**WORK TO COMPLETE**
Please return every line in the entries below with the word "your" in it.

Records drawn from a dataset
== Segment start ==

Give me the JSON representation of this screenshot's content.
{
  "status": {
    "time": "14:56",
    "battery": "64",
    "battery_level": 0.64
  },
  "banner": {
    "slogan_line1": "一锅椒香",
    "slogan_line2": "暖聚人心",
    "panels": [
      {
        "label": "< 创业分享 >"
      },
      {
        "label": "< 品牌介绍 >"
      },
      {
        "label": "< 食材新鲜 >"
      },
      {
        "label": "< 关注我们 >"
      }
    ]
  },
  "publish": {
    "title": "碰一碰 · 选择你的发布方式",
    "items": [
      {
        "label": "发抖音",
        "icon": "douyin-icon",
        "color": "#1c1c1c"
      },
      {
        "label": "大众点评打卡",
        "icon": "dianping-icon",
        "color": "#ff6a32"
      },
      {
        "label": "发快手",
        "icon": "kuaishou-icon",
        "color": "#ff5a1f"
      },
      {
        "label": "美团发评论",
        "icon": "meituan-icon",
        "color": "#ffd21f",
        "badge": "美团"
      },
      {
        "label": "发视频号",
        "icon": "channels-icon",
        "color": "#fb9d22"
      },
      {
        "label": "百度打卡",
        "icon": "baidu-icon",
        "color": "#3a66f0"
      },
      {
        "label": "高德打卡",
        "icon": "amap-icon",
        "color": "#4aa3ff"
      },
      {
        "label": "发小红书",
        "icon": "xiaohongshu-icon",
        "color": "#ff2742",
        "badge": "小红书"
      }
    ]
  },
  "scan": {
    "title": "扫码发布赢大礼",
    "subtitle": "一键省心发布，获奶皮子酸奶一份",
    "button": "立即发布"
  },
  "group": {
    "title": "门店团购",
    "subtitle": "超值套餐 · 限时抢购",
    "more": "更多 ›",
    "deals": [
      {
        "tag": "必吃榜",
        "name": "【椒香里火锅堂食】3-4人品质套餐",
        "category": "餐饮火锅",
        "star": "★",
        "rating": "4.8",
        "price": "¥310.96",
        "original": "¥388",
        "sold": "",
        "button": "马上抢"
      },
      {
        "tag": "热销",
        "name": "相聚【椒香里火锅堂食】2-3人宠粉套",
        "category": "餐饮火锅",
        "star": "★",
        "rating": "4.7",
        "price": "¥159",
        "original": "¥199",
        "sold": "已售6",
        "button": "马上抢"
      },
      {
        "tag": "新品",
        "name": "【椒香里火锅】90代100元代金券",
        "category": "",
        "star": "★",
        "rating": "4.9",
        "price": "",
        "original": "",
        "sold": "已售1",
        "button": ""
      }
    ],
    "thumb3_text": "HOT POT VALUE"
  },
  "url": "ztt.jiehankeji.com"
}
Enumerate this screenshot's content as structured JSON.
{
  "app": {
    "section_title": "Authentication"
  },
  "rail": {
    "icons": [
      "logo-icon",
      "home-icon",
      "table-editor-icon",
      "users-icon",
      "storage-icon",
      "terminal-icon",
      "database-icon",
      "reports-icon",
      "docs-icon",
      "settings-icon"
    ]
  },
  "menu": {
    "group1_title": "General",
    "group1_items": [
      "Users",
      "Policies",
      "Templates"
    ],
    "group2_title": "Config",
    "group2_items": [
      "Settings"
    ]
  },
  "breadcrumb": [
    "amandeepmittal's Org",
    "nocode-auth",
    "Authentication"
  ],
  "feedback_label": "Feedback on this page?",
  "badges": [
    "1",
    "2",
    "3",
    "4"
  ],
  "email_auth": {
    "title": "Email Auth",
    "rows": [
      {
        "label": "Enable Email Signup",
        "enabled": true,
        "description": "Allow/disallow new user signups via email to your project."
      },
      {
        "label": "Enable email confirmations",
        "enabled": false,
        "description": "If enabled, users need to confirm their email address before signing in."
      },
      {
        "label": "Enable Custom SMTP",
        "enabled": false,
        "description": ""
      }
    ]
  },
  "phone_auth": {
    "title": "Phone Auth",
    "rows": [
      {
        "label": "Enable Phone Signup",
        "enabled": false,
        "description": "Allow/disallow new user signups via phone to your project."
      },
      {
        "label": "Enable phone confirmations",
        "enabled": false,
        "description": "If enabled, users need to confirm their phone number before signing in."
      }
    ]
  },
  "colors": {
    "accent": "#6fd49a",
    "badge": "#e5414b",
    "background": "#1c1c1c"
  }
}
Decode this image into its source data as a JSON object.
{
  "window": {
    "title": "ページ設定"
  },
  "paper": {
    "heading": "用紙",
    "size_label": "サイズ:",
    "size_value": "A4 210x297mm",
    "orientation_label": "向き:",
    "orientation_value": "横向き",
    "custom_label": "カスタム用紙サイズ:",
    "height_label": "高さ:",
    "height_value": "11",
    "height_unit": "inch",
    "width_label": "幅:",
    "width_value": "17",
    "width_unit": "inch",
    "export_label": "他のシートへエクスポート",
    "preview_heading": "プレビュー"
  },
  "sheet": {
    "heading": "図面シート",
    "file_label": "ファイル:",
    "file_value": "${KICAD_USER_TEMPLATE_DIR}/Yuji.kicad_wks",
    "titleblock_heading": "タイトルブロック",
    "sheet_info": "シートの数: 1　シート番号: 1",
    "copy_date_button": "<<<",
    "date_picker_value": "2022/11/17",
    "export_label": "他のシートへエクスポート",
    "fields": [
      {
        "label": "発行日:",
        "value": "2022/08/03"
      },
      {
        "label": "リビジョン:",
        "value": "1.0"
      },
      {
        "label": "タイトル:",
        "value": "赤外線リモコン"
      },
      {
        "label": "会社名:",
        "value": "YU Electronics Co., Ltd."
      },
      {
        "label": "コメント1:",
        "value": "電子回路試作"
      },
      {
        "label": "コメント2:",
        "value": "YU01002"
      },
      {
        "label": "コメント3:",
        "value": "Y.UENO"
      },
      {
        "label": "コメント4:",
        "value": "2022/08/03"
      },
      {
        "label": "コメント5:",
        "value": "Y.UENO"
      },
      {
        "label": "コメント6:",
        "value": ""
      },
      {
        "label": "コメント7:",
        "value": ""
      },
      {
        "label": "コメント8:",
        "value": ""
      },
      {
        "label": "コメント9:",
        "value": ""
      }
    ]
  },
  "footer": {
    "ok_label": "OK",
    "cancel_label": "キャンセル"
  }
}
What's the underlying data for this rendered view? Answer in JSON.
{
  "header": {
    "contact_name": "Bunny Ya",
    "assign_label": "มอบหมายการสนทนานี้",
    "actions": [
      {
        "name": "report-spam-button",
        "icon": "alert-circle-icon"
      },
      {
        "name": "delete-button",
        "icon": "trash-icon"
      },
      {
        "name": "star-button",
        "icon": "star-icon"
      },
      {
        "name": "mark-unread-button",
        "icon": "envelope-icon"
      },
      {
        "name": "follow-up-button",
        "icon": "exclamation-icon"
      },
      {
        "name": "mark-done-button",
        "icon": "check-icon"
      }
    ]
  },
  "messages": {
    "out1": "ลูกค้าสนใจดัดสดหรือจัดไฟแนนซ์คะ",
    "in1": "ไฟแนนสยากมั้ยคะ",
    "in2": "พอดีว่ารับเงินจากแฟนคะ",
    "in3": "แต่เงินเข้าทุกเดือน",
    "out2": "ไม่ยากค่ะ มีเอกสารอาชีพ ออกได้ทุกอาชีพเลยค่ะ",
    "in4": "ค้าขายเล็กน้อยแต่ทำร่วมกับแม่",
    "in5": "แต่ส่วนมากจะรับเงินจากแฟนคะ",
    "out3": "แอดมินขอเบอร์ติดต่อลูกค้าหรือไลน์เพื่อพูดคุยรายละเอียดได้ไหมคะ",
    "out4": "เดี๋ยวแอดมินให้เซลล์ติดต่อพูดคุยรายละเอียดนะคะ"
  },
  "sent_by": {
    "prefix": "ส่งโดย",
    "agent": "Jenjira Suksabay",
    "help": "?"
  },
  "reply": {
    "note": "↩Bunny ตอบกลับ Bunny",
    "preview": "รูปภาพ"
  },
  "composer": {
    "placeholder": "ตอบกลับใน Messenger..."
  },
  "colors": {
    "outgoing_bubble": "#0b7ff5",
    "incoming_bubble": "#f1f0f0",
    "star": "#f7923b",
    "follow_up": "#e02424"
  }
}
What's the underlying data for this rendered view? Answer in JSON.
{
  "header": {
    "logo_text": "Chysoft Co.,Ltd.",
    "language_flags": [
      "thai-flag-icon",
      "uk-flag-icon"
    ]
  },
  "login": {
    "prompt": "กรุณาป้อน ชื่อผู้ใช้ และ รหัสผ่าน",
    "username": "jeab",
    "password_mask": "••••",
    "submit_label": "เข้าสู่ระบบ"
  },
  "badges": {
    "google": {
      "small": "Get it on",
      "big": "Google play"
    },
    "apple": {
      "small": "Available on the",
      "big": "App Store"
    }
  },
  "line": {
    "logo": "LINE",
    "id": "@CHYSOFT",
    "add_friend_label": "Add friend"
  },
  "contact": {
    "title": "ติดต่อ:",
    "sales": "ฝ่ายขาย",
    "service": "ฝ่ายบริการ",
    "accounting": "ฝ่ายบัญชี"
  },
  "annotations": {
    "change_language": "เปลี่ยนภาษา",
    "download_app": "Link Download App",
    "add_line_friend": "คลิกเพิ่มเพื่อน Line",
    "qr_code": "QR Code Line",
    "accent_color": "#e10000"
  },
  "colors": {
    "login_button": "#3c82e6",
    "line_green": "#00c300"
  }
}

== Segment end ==

**COMPLETED EXERCISE**
        "description": "Allow/disallow new user signups via email to your project."
        "description": "Allow/disallow new user signups via phone to your project."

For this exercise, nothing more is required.